Copy out the records again. Change nothing.

Entries from a dataset of interfaces:
◆ ◆ ◆ ◆
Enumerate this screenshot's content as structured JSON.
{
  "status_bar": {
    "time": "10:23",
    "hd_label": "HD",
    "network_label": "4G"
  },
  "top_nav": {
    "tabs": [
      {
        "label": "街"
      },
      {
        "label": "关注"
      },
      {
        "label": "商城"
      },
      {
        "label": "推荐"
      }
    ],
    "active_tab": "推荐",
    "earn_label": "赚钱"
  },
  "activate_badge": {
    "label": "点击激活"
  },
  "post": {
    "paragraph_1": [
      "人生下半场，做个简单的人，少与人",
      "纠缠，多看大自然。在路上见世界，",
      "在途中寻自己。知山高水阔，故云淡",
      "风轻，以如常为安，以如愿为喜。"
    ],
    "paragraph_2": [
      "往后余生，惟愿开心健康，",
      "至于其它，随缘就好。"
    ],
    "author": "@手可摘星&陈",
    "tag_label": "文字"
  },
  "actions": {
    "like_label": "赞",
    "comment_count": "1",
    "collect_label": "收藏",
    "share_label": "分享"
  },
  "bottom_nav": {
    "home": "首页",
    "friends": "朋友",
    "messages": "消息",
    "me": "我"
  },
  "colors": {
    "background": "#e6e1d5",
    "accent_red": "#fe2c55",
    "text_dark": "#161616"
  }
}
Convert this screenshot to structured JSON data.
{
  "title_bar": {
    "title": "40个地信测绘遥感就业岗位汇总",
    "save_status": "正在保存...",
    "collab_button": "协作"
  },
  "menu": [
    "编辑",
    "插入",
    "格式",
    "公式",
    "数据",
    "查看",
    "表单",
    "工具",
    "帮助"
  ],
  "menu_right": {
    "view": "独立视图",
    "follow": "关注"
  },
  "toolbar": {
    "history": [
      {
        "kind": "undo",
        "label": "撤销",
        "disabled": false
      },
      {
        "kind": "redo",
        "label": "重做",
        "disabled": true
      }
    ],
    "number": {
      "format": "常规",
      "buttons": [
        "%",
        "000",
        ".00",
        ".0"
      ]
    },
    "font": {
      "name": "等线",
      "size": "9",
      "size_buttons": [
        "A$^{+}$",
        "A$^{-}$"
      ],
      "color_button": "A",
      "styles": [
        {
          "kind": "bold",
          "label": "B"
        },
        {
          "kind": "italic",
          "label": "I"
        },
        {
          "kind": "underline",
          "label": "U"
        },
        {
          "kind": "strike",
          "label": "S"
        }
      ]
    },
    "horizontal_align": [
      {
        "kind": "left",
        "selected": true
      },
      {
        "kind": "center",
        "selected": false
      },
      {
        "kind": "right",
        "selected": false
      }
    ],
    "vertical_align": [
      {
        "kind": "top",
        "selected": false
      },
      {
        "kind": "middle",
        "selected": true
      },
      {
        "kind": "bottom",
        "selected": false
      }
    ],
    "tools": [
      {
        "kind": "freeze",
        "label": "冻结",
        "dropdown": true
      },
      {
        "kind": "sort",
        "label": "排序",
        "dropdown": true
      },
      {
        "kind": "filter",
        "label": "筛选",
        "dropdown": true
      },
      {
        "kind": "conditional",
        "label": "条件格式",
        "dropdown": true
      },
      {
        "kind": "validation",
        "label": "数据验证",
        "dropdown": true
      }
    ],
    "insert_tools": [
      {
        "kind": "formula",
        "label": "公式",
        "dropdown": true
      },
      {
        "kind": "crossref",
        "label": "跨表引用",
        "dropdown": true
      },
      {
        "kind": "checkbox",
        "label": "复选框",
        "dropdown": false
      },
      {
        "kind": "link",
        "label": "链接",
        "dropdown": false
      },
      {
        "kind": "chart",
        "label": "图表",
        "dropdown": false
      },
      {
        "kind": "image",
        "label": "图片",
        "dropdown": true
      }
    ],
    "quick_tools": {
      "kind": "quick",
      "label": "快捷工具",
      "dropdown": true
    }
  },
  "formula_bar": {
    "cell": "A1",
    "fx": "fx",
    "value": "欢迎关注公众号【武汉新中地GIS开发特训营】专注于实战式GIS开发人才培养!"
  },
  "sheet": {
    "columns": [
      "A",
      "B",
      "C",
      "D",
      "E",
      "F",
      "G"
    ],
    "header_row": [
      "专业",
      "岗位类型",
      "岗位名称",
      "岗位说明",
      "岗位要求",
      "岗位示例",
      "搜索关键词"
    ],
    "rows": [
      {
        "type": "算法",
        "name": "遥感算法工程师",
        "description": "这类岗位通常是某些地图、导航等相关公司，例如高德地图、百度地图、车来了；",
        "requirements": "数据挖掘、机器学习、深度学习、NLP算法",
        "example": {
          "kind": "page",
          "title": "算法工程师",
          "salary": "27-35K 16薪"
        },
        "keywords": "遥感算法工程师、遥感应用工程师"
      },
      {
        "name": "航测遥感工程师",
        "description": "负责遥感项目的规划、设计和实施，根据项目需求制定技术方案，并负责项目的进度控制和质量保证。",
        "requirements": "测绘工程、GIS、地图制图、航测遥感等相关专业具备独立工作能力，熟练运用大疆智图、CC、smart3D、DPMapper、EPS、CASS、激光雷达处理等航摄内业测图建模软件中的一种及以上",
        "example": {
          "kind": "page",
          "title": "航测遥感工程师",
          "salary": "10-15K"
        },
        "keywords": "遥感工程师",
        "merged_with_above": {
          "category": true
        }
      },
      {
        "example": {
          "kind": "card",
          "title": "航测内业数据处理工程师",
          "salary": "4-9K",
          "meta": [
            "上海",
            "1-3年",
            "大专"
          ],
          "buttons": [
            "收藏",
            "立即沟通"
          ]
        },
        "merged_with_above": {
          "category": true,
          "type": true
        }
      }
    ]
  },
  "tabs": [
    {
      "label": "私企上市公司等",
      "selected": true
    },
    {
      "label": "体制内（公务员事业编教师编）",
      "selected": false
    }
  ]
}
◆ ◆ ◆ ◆
# PROBLEM SOLUTION
Enumerate this screenshot's content as structured JSON.
{
  "status_bar": {
    "time": "10:23",
    "hd_label": "HD",
    "network_label": "4G"
  },
  "top_nav": {
    "tabs": [
      {
        "label": "街"
      },
      {
        "label": "关注"
      },
      {
        "label": "商城"
      },
      {
        "label": "推荐"
      }
    ],
    "active_tab": "推荐",
    "earn_label": "赚钱"
  },
  "activate_badge": {
    "label": "点击激活"
  },
  "post": {
    "paragraph_1": [
      "人生下半场，做个简单的人，少与人",
      "纠缠，多看大自然。在路上见世界，",
      "在途中寻自己。知山高水阔，故云淡",
      "风轻，以如常为安，以如愿为喜。"
    ],
    "paragraph_2": [
      "往后余生，惟愿开心健康，",
      "至于其它，随缘就好。"
    ],
    "author": "@手可摘星&陈",
    "tag_label": "文字"
  },
  "actions": {
    "like_label": "赞",
    "comment_count": "1",
    "collect_label": "收藏",
    "share_label": "分享"
  },
  "bottom_nav": {
    "home": "首页",
    "friends": "朋友",
    "messages": "消息",
    "me": "我"
  },
  "colors": {
    "background": "#e6e1d5",
    "accent_red": "#fe2c55",
    "text_dark": "#161616"
  }
}
Convert this screenshot to structured JSON data.
{
  "title_bar": {
    "title": "40个地信测绘遥感就业岗位汇总",
    "save_status": "正在保存...",
    "collab_button": "协作"
  },
  "menu": [
    "编辑",
    "插入",
    "格式",
    "公式",
    "数据",
    "查看",
    "表单",
    "工具",
    "帮助"
  ],
  "menu_right": {
    "view": "独立视图",
    "follow": "关注"
  },
  "toolbar": {
    "history": [
      {
        "kind": "undo",
        "label": "撤销",
        "disabled": false
      },
      {
        "kind": "redo",
        "label": "重做",
        "disabled": true
      }
    ],
    "number": {
      "format": "常规",
      "buttons": [
        "%",
        "000",
        ".00",
        ".0"
      ]
    },
    "font": {
      "name": "等线",
      "size": "9",
      "size_buttons": [
        "A$^{+}$",
        "A$^{-}$"
      ],
      "color_button": "A",
      "styles": [
        {
          "kind": "bold",
          "label": "B"
        },
        {
          "kind": "italic",
          "label": "I"
        },
        {
          "kind": "underline",
          "label": "U"
        },
        {
          "kind": "strike",
          "label": "S"
        }
      ]
    },
    "horizontal_align": [
      {
        "kind": "left",
        "selected": true
      },
      {
        "kind": "center",
        "selected": false
      },
      {
        "kind": "right",
        "selected": false
      }
    ],
    "vertical_align": [
      {
        "kind": "top",
        "selected": false
      },
      {
        "kind": "middle",
        "selected": true
      },
      {
        "kind": "bottom",
        "selected": false
      }
    ],
    "tools": [
      {
        "kind": "freeze",
        "label": "冻结",
        "dropdown": true
      },
      {
        "kind": "sort",
        "label": "排序",
        "dropdown": true
      },
      {
        "kind": "filter",
        "label": "筛选",
        "dropdown": true
      },
      {
        "kind": "conditional",
        "label": "条件格式",
        "dropdown": true
      },
      {
        "kind": "validation",
        "label": "数据验证",
        "dropdown": true
      }
    ],
    "insert_tools": [
      {
        "kind": "formula",
        "label": "公式",
        "dropdown": true
      },
      {
        "kind": "crossref",
        "label": "跨表引用",
        "dropdown": true
      },
      {
        "kind": "checkbox",
        "label": "复选框",
        "dropdown": false
      },
      {
        "kind": "link",
        "label": "链接",
        "dropdown": false
      },
      {
        "kind": "chart",
        "label": "图表",
        "dropdown": false
      },
      {
        "kind": "image",
        "label": "图片",
        "dropdown": true
      }
    ],
    "quick_tools": {
      "kind": "quick",
      "label": "快捷工具",
      "dropdown": true
    }
  },
  "formula_bar": {
    "cell": "A1",
    "fx": "fx",
    "value": "欢迎关注公众号【武汉新中地GIS开发特训营】专注于实战式GIS开发人才培养!"
  },
  "sheet": {
    "columns": [
      "A",
      "B",
      "C",
      "D",
      "E",
      "F",
      "G"
    ],
    "header_row": [
      "专业",
      "岗位类型",
      "岗位名称",
      "岗位说明",
      "岗位要求",
      "岗位示例",
      "搜索关键词"
    ],
    "rows": [
      {
        "type": "算法",
        "name": "遥感算法工程师",
        "description": "这类岗位通常是某些地图、导航等相关公司，例如高德地图、百度地图、车来了；",
        "requirements": "数据挖掘、机器学习、深度学习、NLP算法",
        "example": {
          "kind": "page",
          "title": "算法工程师",
          "salary": "27-35K 16薪"
        },
        "keywords": "遥感算法工程师、遥感应用工程师"
      },
      {
        "name": "航测遥感工程师",
        "description": "负责遥感项目的规划、设计和实施，根据项目需求制定技术方案，并负责项目的进度控制和质量保证。",
        "requirements": "测绘工程、GIS、地图制图、航测遥感等相关专业具备独立工作能力，熟练运用大疆智图、CC、smart3D、DPMapper、EPS、CASS、激光雷达处理等航摄内业测图建模软件中的一种及以上",
        "example": {
          "kind": "page",
          "title": "航测遥感工程师",
          "salary": "10-15K"
        },
        "keywords": "遥感工程师",
        "merged_with_above": {
          "category": true
        }
      },
      {
        "example": {
          "kind": "card",
          "title": "航测内业数据处理工程师",
          "salary": "4-9K",
          "meta": [
            "上海",
            "1-3年",
            "大专"
          ],
          "buttons": [
            "收藏",
            "立即沟通"
          ]
        },
        "merged_with_above": {
          "category": true,
          "type": true
        }
      }
    ]
  },
  "tabs": [
    {
      "label": "私企上市公司等",
      "selected": true
    },
    {
      "label": "体制内（公务员事业编教师编）",
      "selected": false
    }
  ]
}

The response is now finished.